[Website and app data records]
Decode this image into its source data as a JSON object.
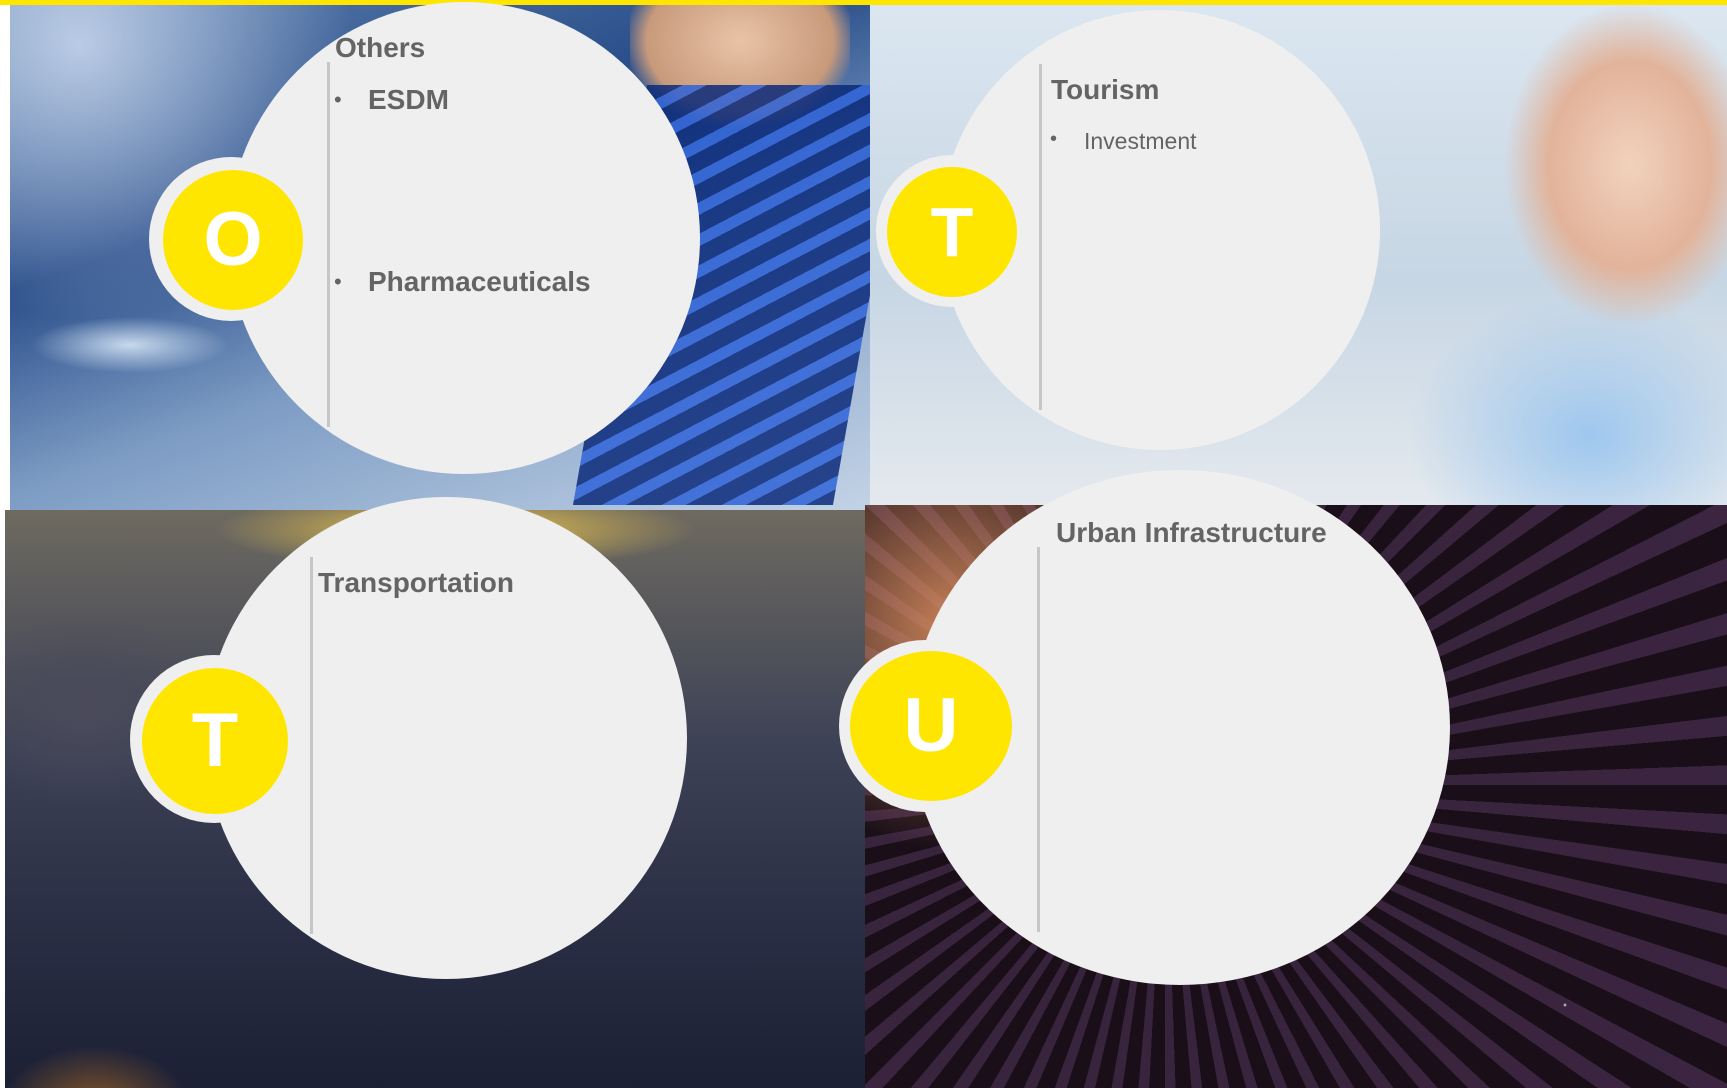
{
  "panels": {
    "others": {
      "letter": "O",
      "title": "Others",
      "items": [
        "ESDM",
        "Pharmaceuticals"
      ]
    },
    "tourism": {
      "letter": "T",
      "title": "Tourism",
      "items": [
        "Investment"
      ]
    },
    "transportation": {
      "letter": "T",
      "title": "Transportation"
    },
    "urban": {
      "letter": "U",
      "title": "Urban Infrastructure"
    }
  },
  "bullet_symbol": "•",
  "colors": {
    "accent": "#ffe600",
    "bubble": "#efefef",
    "text": "#646464",
    "divider": "#c6c6c6"
  }
}
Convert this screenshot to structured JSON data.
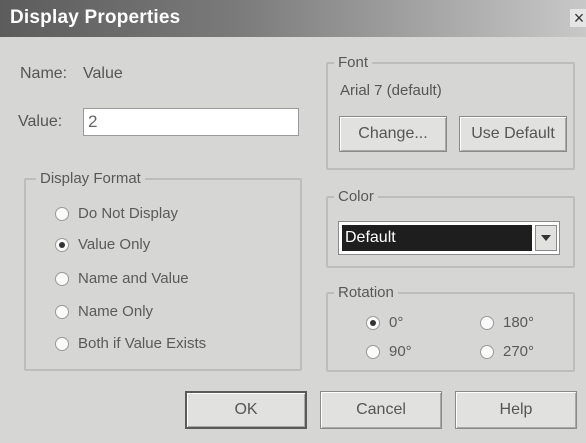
{
  "window": {
    "title": "Display Properties",
    "close_glyph": "×"
  },
  "name_row": {
    "label": "Name:",
    "value": "Value"
  },
  "value_row": {
    "label": "Value:",
    "input_value": "2"
  },
  "display_format": {
    "legend": "Display Format",
    "options": [
      {
        "label": "Do Not Display",
        "checked": false
      },
      {
        "label": "Value Only",
        "checked": true
      },
      {
        "label": "Name and Value",
        "checked": false
      },
      {
        "label": "Name Only",
        "checked": false
      },
      {
        "label": "Both if Value Exists",
        "checked": false
      }
    ]
  },
  "font": {
    "legend": "Font",
    "current": "Arial 7 (default)",
    "change_label": "Change...",
    "use_default_label": "Use Default"
  },
  "color": {
    "legend": "Color",
    "selected": "Default"
  },
  "rotation": {
    "legend": "Rotation",
    "options": [
      {
        "label": "0°",
        "checked": true
      },
      {
        "label": "180°",
        "checked": false
      },
      {
        "label": "90°",
        "checked": false
      },
      {
        "label": "270°",
        "checked": false
      }
    ]
  },
  "footer": {
    "ok_label": "OK",
    "cancel_label": "Cancel",
    "help_label": "Help"
  },
  "icons": {
    "close": "close-icon",
    "dropdown": "chevron-down-icon"
  }
}
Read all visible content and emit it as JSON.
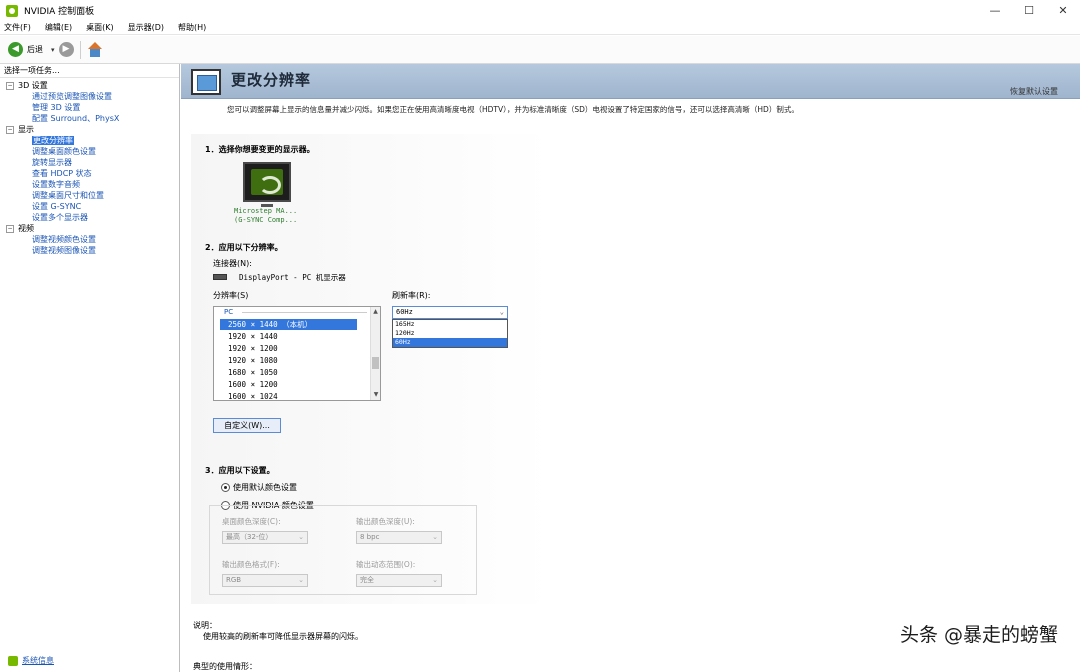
{
  "window": {
    "title": "NVIDIA 控制面板",
    "minimize": "—",
    "maximize": "☐",
    "close": "✕"
  },
  "menu": [
    "文件(F)",
    "编辑(E)",
    "桌面(K)",
    "显示器(D)",
    "帮助(H)"
  ],
  "toolbar": {
    "back_label": "后退",
    "back_dropdown": "▾"
  },
  "left": {
    "header": "选择一项任务...",
    "groups": [
      {
        "label": "3D 设置",
        "toggle": "−",
        "items": [
          "通过预览调整图像设置",
          "管理 3D 设置",
          "配置 Surround、PhysX"
        ]
      },
      {
        "label": "显示",
        "toggle": "−",
        "items": [
          "更改分辨率",
          "调整桌面颜色设置",
          "旋转显示器",
          "查看 HDCP 状态",
          "设置数字音频",
          "调整桌面尺寸和位置",
          "设置 G-SYNC",
          "设置多个显示器"
        ]
      },
      {
        "label": "视频",
        "toggle": "−",
        "items": [
          "调整视频颜色设置",
          "调整视频图像设置"
        ]
      }
    ],
    "sysinfo": "系统信息"
  },
  "page": {
    "title": "更改分辨率",
    "restore_defaults": "恢复默认设置",
    "description": "您可以调整屏幕上显示的信息量并减少闪烁。如果您正在使用高清晰度电视（HDTV），并为标准清晰度（SD）电视设置了特定国家的信号，还可以选择高清晰（HD）制式。",
    "section1": "1．选择你想要变更的显示器。",
    "monitor_name_1": "Microstep MA...",
    "monitor_name_2": "(G-SYNC Comp...",
    "section2": "2．应用以下分辨率。",
    "connector_label": "连接器(N):",
    "connector_value": "DisplayPort - PC 机显示器",
    "resolution_label": "分辨率(S)",
    "refresh_label": "刷新率(R):",
    "res_group": "PC",
    "resolutions": [
      "2560 × 1440 （本机）",
      "1920 × 1440",
      "1920 × 1200",
      "1920 × 1080",
      "1680 × 1050",
      "1600 × 1200",
      "1600 × 1024"
    ],
    "refresh_selected": "60Hz",
    "refresh_options": [
      "165Hz",
      "120Hz",
      "60Hz"
    ],
    "custom_button": "自定义(W)...",
    "section3": "3．应用以下设置。",
    "radio_default": "使用默认颜色设置",
    "radio_nvidia": "使用 NVIDIA 颜色设置",
    "desktop_depth_label": "桌面颜色深度(C):",
    "desktop_depth_value": "最高（32-位）",
    "output_depth_label": "输出颜色深度(U):",
    "output_depth_value": "8 bpc",
    "output_format_label": "输出颜色格式(F):",
    "output_format_value": "RGB",
    "output_range_label": "输出动态范围(O):",
    "output_range_value": "完全",
    "notes_label": "说明：",
    "notes_text": "使用较高的刷新率可降低显示器屏幕的闪烁。",
    "typical_label": "典型的使用情形："
  },
  "watermark": "头条 @暴走的螃蟹"
}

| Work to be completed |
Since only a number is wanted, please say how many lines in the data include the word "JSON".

| Answer box |
3